** EXERCISE MATERIALS follows **
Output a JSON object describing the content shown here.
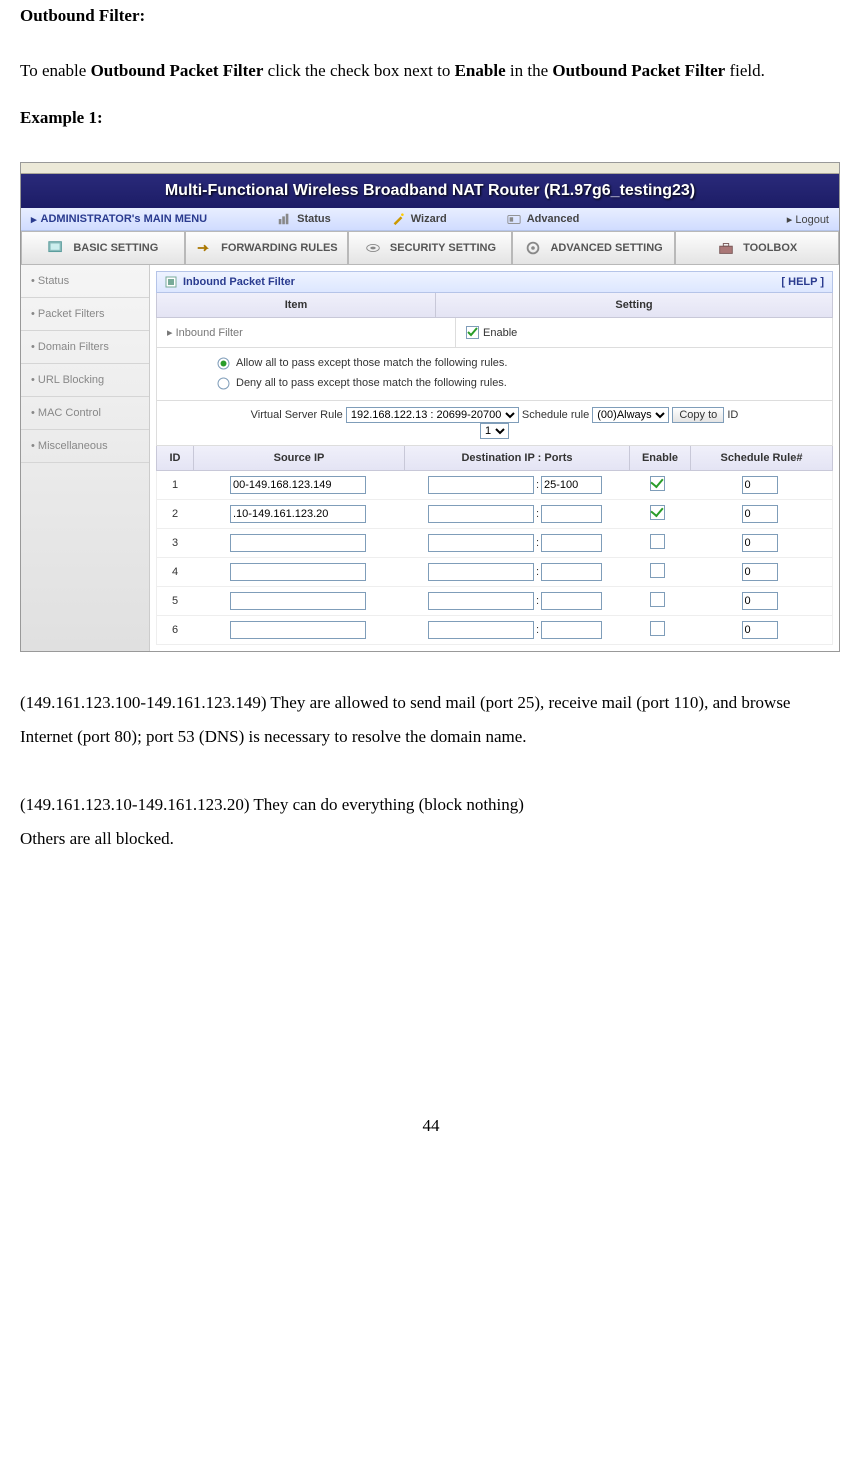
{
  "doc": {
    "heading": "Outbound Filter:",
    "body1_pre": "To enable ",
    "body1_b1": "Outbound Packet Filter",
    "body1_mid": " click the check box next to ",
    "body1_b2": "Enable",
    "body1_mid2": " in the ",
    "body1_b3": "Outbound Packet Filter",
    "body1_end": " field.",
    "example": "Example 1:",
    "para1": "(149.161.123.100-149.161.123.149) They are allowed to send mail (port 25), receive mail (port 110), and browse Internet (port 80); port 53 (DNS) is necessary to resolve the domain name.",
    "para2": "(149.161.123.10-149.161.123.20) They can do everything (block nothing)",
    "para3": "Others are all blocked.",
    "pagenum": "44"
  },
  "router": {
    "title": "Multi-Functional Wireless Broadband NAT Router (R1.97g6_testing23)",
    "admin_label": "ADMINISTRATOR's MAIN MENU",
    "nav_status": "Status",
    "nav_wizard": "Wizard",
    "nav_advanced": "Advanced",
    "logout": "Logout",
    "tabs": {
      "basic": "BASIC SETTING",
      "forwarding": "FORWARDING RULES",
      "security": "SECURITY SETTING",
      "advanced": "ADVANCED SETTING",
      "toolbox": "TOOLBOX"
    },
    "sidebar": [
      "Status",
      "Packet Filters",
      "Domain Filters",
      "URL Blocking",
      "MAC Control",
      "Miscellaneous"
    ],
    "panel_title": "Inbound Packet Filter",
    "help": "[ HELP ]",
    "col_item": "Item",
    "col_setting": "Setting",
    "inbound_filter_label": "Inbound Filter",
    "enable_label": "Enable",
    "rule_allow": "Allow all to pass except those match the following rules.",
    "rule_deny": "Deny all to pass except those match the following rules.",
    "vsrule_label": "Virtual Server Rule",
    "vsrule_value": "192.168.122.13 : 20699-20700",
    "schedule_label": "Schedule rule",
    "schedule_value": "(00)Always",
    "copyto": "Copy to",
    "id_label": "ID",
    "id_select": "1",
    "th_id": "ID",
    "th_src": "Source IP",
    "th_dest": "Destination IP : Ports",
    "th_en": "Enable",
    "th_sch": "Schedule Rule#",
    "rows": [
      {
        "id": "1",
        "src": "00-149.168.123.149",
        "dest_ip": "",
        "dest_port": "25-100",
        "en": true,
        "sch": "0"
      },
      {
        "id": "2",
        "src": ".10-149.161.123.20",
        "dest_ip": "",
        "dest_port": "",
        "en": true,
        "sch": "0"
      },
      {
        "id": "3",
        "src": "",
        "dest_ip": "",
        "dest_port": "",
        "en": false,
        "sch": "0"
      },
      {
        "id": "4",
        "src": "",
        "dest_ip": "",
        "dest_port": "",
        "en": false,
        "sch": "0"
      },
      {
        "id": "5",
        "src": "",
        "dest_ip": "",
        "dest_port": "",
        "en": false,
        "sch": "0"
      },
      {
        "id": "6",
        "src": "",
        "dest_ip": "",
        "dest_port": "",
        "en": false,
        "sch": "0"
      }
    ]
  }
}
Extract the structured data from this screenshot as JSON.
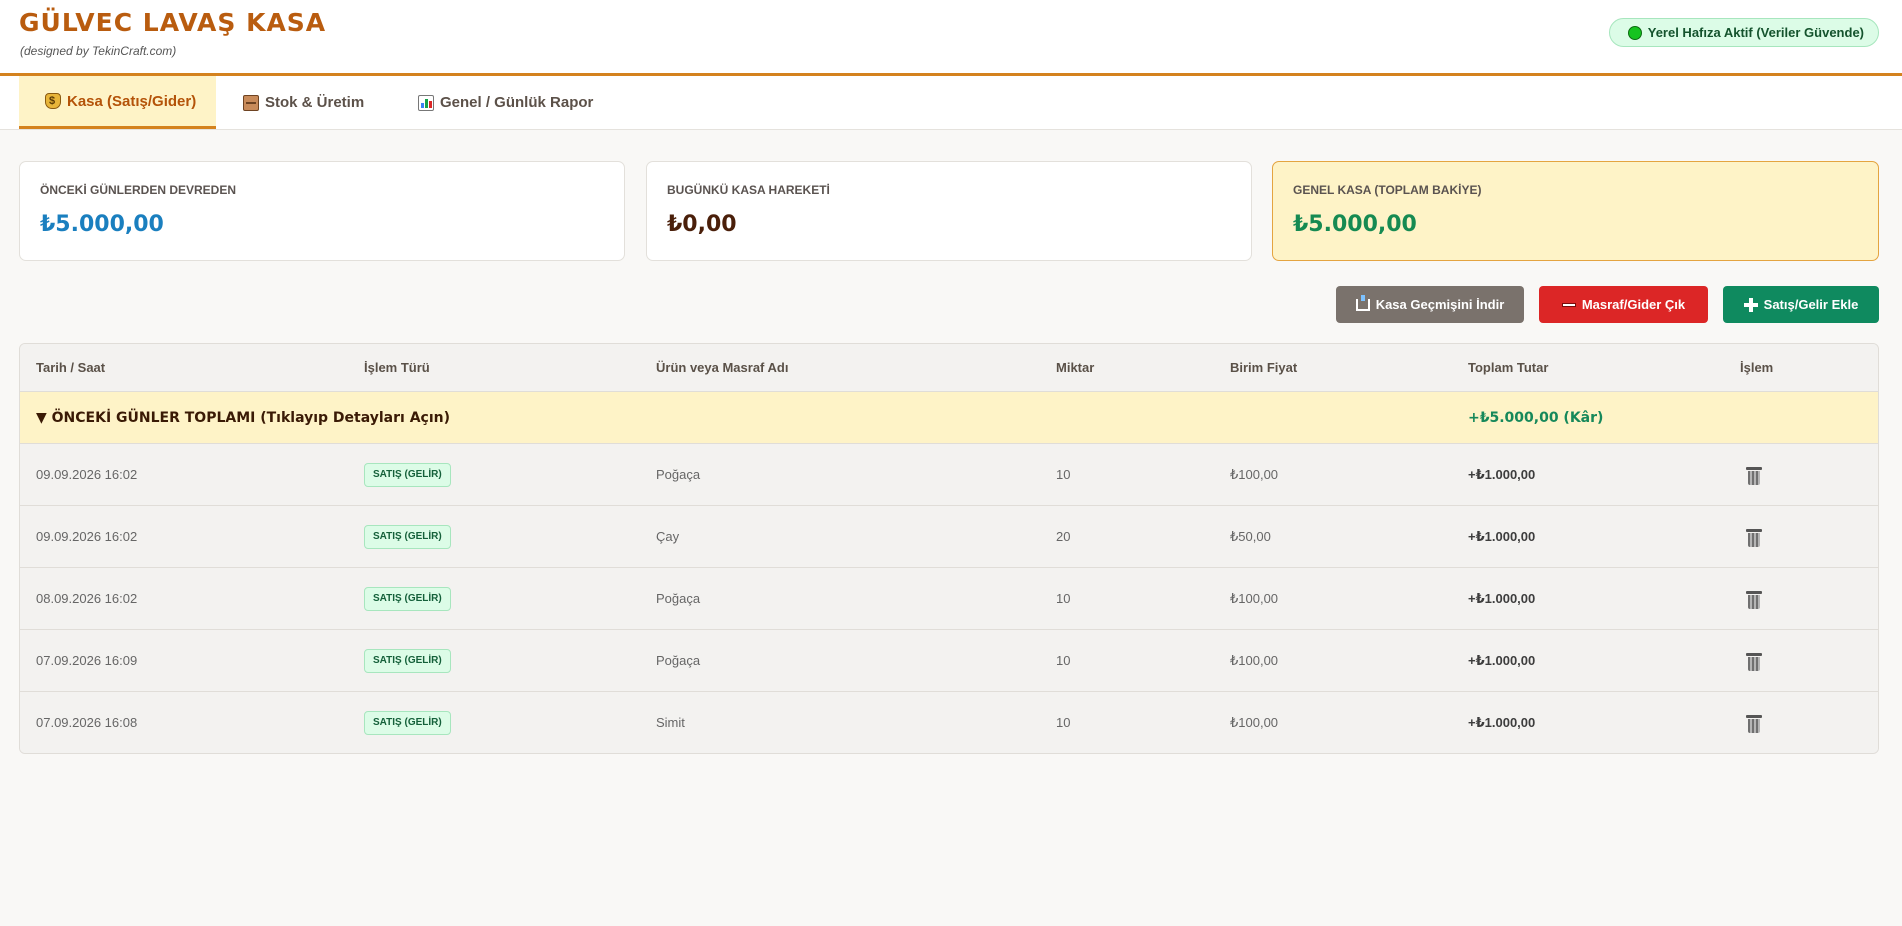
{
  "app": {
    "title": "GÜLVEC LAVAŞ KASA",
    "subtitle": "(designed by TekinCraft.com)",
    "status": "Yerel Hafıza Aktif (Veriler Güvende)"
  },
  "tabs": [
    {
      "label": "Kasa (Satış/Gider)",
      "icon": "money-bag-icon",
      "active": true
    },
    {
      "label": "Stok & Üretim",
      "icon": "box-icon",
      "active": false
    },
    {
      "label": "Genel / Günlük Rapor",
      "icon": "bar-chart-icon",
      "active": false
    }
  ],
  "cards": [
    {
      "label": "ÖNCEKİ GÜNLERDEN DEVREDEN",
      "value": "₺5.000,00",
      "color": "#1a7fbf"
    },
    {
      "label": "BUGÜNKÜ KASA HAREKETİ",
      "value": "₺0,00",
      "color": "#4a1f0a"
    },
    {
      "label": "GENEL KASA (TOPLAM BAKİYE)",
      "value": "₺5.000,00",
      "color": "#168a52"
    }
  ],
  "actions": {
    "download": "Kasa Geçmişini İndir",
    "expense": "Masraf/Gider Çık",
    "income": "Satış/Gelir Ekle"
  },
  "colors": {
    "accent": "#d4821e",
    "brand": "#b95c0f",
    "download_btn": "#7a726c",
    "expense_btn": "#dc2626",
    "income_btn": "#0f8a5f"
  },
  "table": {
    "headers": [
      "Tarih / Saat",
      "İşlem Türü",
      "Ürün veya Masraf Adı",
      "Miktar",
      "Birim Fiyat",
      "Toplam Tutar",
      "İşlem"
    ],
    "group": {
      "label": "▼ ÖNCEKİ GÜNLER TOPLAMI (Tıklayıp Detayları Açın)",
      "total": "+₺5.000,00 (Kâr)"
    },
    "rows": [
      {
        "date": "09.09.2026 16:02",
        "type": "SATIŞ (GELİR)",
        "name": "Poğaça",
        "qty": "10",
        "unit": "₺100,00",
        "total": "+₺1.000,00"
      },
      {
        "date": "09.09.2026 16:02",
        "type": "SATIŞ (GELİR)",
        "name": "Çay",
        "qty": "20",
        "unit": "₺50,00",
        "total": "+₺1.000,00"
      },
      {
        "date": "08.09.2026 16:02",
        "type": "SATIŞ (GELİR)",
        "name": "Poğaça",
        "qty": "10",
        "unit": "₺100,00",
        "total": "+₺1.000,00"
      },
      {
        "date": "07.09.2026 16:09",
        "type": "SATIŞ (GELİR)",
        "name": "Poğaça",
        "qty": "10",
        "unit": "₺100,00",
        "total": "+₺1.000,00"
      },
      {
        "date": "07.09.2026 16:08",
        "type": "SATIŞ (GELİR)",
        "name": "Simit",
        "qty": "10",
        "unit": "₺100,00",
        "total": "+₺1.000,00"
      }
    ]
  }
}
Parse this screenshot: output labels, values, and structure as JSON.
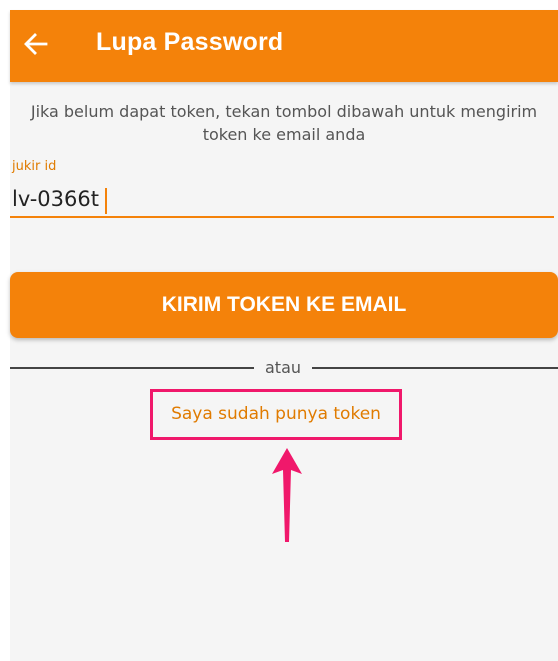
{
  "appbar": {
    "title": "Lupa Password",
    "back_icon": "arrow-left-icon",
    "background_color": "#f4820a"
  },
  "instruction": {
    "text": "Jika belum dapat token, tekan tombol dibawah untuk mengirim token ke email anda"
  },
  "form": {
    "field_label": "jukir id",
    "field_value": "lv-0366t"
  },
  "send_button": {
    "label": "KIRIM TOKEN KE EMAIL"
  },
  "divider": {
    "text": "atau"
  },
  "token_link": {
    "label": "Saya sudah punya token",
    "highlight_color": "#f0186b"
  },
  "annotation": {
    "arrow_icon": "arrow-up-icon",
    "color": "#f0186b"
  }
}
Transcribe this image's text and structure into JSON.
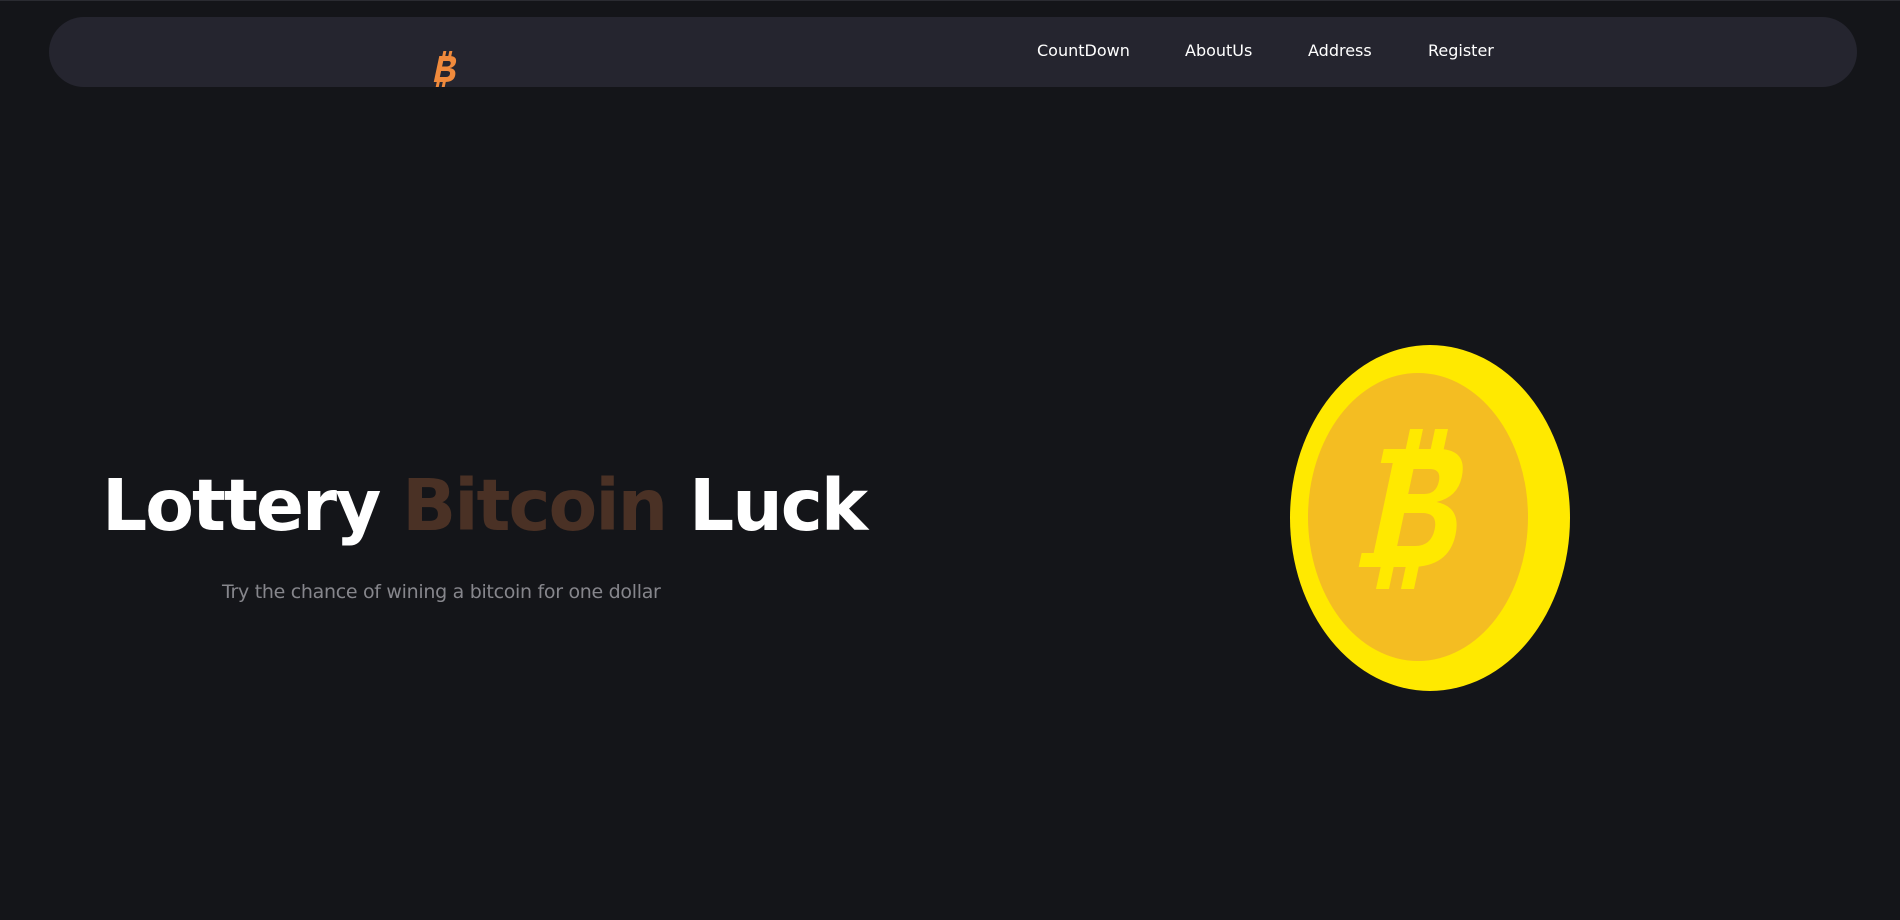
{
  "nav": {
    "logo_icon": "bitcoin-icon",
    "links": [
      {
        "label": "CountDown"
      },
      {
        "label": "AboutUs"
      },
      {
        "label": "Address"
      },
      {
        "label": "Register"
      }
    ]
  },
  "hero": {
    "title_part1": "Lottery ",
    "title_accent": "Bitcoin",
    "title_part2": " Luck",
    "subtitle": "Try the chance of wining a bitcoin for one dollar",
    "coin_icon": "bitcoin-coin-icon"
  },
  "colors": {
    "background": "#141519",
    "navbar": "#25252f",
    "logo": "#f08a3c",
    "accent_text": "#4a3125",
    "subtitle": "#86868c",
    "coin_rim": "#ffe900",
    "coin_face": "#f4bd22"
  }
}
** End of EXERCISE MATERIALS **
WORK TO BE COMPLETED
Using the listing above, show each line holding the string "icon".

THE ANSWER
      "icon": "money-bag-icon",
      "icon": "box-icon",
      "icon": "bar-chart-icon",
    "back_icon": "arrow-left-icon",
    "arrow_icon": "arrow-up-icon",
    "logo_icon": "bitcoin-icon",
    "coin_icon": "bitcoin-coin-icon"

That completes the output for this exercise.